However since their inception they have never once produced material that is accepted as genuine research or conclusive evidence. Their modus operandi is to shirk genuine research and produce bogus reviews they falsely label as “critiques”. These are carefully produced selections of cherry picked data presented with a false argument.
In addition they rely overwhelmingly on the alarmist and pseudoscientific work of a small number of faux professionals, whose greatest skill is the abuse of science – not its application.
This impasse has been manifestly apparent for many years. Thus far from accepting these groups have any legitimate contribution to make it should be stressed that the areas they continue to challenge are indeed settled scientifically. Yet Martin writes:
Supporters of the dominant position often say that the existing research base is more than sufficient to conclusively support their stand. Sticking with this claim has the advantage of not admitting weakness. It also can have an economic justification: unnecessary research is avoided.
The disadvantage of rejecting calls for more research is that the critics have a continual source of complaint. When critics have little capacity to undertake their own research—at least research requiring substantial funding—they can portray the defenders of orthodoxy as stonewalling in the face of legitimate doubt.
Again this is manufacturing a dilemma. With respect to vaccination health authorities have gone to extreme lengths researching, and continue to research, every possible adverse reaction or problem with vaccines. The research called for is today unethical and methodologically impossible. Other research demanded has already been conducted. Yet the goal posts are continually moved.
Consequently it is regrettable that certain authors appear to go to extreme lengths to cast denial as genuine dissent whilst insinuating that science has, and will, progress from those who consistently attack the process that does not produce the results they seek.
It should be noted Martin’s article has clearly been firmly edited away from his usual obvious slant in praise of scientific dissent. Its overall tone is seemingly reasonable. Nonetheless that’s not the real point.
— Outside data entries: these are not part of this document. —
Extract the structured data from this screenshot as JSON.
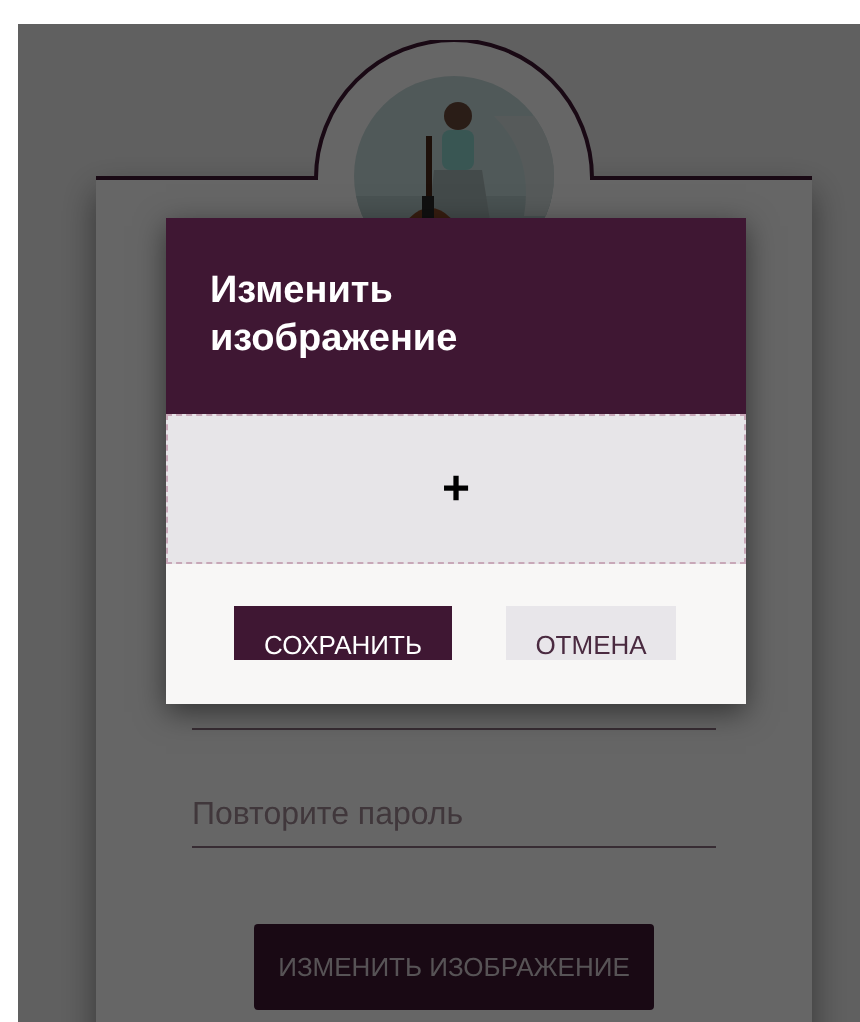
{
  "form": {
    "password_repeat": {
      "placeholder": "Повторите пароль"
    },
    "change_image_button": "ИЗМЕНИТЬ ИЗОБРАЖЕНИЕ"
  },
  "dialog": {
    "title": "Изменить изображение",
    "drop_zone": {
      "icon": "+"
    },
    "buttons": [
      {
        "label": "СОХРАНИТЬ",
        "kind": "primary"
      },
      {
        "label": "ОТМЕНА",
        "kind": "secondary"
      }
    ]
  }
}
Brian Martin has again shown he will be deceptive in the pursuit of his own interests.